Test scores offer endless opportunities for misinterpretation. When SAT scores rose in 1983, former Secretary of Education Terrel Bell ascribed the rise to the impact of A Nation at Risk, the report he had commissioned that had appeared in April 1983. Then someone pointed out that the scores released in the fall of 1983 actually came from tests taken in 1982, meaning that A Nation at Risk would have had to act backward in time - something considered possible only by some theoretical physicists.
Sometimes the misinterpretations are deliberate - and deliberately amusing. Looking at test scores a number of years ago, Sen. Daniel Patrick Moynihan (D-N.Y.) concluded that the strongest factor in predicting high test scores was proximity to Canada. States along the border tended to score very well. In a similar vein, Harold Howe II expressed his surprise when SAT scores rose in 1983. He said that he thought he had detected a strong relationship between declining SAT scores and the expansion of McDonald's restaurants. Clearly, eating greasy hamburgers and tallow-laden French fries impaired thinking. Then Howe recalled that in 1982 McDonald's had introduced the fish sandwich - and we all know that fish is brain food.
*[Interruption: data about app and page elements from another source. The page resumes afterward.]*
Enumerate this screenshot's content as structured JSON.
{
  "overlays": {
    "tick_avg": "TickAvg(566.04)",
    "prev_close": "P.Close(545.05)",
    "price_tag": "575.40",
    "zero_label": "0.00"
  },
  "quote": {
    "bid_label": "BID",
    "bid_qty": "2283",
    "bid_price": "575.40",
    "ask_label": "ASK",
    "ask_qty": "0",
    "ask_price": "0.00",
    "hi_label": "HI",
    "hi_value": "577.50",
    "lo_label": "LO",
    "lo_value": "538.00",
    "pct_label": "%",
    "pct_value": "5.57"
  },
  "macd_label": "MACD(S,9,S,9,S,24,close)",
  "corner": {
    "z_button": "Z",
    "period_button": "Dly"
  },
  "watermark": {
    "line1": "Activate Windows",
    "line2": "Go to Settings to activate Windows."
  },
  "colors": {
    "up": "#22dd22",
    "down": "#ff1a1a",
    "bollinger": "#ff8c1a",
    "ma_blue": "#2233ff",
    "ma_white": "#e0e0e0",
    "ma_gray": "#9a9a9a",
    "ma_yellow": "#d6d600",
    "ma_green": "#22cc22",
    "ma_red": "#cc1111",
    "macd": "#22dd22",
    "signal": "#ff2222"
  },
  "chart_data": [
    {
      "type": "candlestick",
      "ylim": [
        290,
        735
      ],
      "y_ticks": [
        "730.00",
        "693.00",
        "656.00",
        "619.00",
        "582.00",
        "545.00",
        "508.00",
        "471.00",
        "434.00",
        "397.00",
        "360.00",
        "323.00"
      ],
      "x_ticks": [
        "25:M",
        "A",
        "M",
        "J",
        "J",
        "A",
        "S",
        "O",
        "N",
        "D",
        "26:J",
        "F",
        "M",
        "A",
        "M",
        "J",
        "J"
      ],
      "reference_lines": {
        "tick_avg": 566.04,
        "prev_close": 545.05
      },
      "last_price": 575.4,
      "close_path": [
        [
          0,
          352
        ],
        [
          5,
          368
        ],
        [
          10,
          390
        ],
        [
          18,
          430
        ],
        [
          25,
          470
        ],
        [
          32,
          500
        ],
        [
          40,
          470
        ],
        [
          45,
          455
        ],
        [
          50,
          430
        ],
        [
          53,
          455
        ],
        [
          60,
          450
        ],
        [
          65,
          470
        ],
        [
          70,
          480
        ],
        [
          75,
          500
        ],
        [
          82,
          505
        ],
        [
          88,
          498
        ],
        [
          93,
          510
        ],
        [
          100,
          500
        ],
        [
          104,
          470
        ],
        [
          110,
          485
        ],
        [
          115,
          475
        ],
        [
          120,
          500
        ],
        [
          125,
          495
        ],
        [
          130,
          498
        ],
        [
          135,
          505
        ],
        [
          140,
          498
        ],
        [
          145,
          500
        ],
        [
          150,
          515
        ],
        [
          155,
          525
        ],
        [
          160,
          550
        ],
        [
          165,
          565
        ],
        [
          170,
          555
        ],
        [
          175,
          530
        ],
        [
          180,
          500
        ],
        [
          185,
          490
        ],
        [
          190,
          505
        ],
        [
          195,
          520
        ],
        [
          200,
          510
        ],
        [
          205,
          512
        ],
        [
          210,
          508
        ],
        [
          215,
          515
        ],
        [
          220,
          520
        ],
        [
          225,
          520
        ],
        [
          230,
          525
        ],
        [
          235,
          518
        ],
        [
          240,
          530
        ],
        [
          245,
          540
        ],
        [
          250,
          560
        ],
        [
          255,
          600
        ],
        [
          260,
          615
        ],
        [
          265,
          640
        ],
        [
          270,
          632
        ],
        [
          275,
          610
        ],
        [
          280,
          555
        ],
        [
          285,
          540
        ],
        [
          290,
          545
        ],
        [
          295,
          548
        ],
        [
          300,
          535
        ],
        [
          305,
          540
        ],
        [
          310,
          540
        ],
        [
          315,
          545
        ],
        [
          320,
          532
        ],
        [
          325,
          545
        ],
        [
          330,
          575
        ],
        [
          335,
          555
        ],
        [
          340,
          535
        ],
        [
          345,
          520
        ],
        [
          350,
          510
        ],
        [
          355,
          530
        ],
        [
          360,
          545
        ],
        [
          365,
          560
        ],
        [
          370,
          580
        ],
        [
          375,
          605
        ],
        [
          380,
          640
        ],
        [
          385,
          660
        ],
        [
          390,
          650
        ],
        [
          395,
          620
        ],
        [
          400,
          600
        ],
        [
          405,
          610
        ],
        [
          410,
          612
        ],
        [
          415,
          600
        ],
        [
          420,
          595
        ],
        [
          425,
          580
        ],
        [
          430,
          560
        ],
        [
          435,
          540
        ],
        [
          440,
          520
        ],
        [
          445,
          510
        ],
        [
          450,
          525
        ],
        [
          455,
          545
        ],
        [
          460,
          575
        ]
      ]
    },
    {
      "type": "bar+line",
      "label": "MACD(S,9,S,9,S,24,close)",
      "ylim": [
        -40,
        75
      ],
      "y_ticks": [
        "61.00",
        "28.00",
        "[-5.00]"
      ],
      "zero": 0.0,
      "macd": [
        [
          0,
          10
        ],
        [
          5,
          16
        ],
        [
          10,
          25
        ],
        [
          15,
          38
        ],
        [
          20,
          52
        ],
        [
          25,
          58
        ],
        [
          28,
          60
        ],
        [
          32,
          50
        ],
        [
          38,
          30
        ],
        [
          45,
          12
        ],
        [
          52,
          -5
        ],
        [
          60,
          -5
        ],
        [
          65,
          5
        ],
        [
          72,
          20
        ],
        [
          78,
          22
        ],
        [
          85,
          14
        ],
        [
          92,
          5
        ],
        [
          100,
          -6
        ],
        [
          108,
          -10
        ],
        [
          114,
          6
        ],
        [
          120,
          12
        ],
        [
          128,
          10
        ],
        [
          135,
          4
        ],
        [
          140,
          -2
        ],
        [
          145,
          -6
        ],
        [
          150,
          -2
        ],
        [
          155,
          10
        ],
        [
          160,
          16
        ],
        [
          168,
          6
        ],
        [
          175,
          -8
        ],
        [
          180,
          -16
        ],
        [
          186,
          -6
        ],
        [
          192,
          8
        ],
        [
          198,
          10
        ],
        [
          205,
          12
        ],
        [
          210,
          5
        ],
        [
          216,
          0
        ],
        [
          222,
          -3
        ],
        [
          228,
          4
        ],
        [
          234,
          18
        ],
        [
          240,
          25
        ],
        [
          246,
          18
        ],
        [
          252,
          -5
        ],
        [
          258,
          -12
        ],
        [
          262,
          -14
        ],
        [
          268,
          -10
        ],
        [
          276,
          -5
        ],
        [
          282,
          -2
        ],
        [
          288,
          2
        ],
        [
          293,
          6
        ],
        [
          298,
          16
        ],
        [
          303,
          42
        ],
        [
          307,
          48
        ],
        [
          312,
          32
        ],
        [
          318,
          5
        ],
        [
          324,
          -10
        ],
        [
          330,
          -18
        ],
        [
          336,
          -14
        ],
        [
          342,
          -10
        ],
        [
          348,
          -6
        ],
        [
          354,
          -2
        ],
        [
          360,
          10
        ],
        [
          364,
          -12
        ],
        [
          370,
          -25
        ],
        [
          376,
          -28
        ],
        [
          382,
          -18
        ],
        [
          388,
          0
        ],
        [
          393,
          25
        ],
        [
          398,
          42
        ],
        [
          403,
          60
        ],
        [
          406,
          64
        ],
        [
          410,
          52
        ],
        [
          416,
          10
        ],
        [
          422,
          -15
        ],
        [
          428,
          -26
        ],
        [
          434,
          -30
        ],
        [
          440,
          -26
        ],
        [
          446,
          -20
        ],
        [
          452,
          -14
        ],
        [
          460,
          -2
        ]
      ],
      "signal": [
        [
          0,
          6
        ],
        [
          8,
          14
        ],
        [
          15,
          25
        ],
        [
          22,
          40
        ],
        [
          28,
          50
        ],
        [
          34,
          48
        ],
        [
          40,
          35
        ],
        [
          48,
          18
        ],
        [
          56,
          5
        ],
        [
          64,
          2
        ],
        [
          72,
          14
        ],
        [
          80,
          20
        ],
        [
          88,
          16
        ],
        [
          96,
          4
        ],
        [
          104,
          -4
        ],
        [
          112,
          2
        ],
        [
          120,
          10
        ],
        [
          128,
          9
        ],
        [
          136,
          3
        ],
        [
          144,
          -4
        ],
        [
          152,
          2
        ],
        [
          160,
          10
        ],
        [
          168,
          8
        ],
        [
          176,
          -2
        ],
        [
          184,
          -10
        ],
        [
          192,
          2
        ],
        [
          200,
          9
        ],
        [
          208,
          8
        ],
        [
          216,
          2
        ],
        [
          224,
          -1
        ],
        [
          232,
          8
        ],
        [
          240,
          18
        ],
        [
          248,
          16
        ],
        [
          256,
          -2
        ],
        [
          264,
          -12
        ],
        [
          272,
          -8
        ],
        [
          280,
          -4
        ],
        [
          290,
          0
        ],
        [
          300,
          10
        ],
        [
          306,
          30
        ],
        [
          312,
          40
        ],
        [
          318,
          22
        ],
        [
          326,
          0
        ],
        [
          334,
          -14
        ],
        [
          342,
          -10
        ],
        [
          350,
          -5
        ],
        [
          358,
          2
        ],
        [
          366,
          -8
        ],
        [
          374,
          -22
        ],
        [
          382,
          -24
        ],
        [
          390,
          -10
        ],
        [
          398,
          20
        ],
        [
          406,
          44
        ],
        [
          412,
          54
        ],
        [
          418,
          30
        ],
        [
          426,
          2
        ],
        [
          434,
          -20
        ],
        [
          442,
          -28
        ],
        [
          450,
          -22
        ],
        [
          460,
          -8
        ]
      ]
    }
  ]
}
More startling conclusions have been drawn from looking at state-level SAT scores, and these conclusions have produced some very misleading policy statements. In 1981 an enterprising reporter called every state department of education, obtained the state's average SAT scores, and then ranked the states from 1 to 50. When the results were published, all hell broke loose. It was one thing to see Iowa and Minnesota among the top-ranked states. It was quite another to see Mississippi and Alabama up there near the top. Much mischief ensued, and the College Board reluctantly began to put out state-level data itself.
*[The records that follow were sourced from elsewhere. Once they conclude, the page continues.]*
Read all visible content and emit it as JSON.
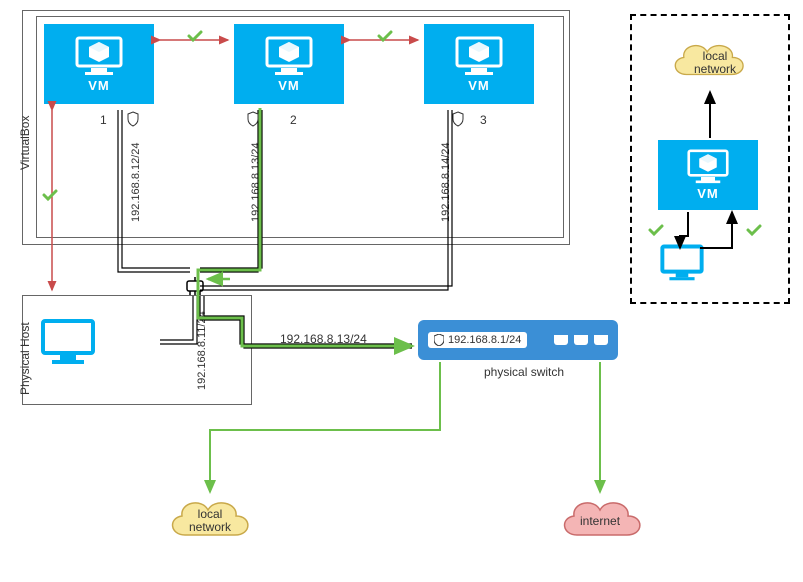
{
  "containers": {
    "virtualbox_label": "VirtualBox",
    "physical_host_label": "Physical Host"
  },
  "vms": [
    {
      "label": "VM",
      "num": "1",
      "ip": "192.168.8.12/24"
    },
    {
      "label": "VM",
      "num": "2",
      "ip": "192.168.8.13/24"
    },
    {
      "label": "VM",
      "num": "3",
      "ip": "192.168.8.14/24"
    }
  ],
  "host": {
    "ip": "192.168.8.11/24"
  },
  "switch": {
    "ip": "192.168.8.1/24",
    "caption": "physical switch",
    "flow_ip": "192.168.8.13/24"
  },
  "clouds": {
    "local": "local network",
    "internet": "internet"
  },
  "legend": {
    "cloud": "local network",
    "vm": "VM"
  },
  "colors": {
    "vm": "#00aeef",
    "switch": "#3b8fd6",
    "green": "#6cbf4b",
    "red": "#c94b4b",
    "yellow_cloud": "#f8e8a0",
    "red_cloud": "#f4b5b5"
  }
}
A couple of years later, Brian Powell of Indiana University and Lala Carr Steelman of the University of South Carolina took to the pages of the Harvard Educational Review to show that the culprit producing the strange rankings was the percentage of seniors taking the SAT in each state. Mississippi and Alabama ranked high because only a tiny elite took the SAT, while in some states in the East the SAT administration was an outing for most of the senior class.
Powell and Steelman are back again in the spring 1996 issue of Harvard Educational Review - advising us that the mischief persists and trying to do something about it. No fewer than three former secretaries of education - William Bennett, Lauro Cavazos, and the late Terrel Bell - along with Ralph Reed of the Christian Coalition and Washington Post pundit George Will are all discovered to have used state-level SAT scores in recent years to tout the notion that money for schools doesn't matter.
This is a notion that I tried to demolish in articles in the November 1995 issue of Educational Leadership and the May 1996 issue of The School Administrator. In those articles I noted that Bennett's plumping of this idea constituted a monumental act of dishonesty. When he was secretary of education, his office continued to put out the "wall charts" initiated by Bell. But even those useless charts divided the states into two categories: states in which the SAT was dominant and states in which the ACT was the test of choice. Thus Bennett must know better than most people that the SAT is not a valid measure of anything for all states.
Some commentators have even fallen into the trap of arguing that increasing money for schools decreases achievement. In their 1996 article, Powell and Steelman try to set things straight with a new analysis that looks at more factors. As with their earlier study, they find this time that there is a strong relationship between the percentage of high school seniors who take the SAT and the state ranking: the higher the percentage, the lower the ranking. The proportion of students taking the SAT accounts for 85% of the differences between states. …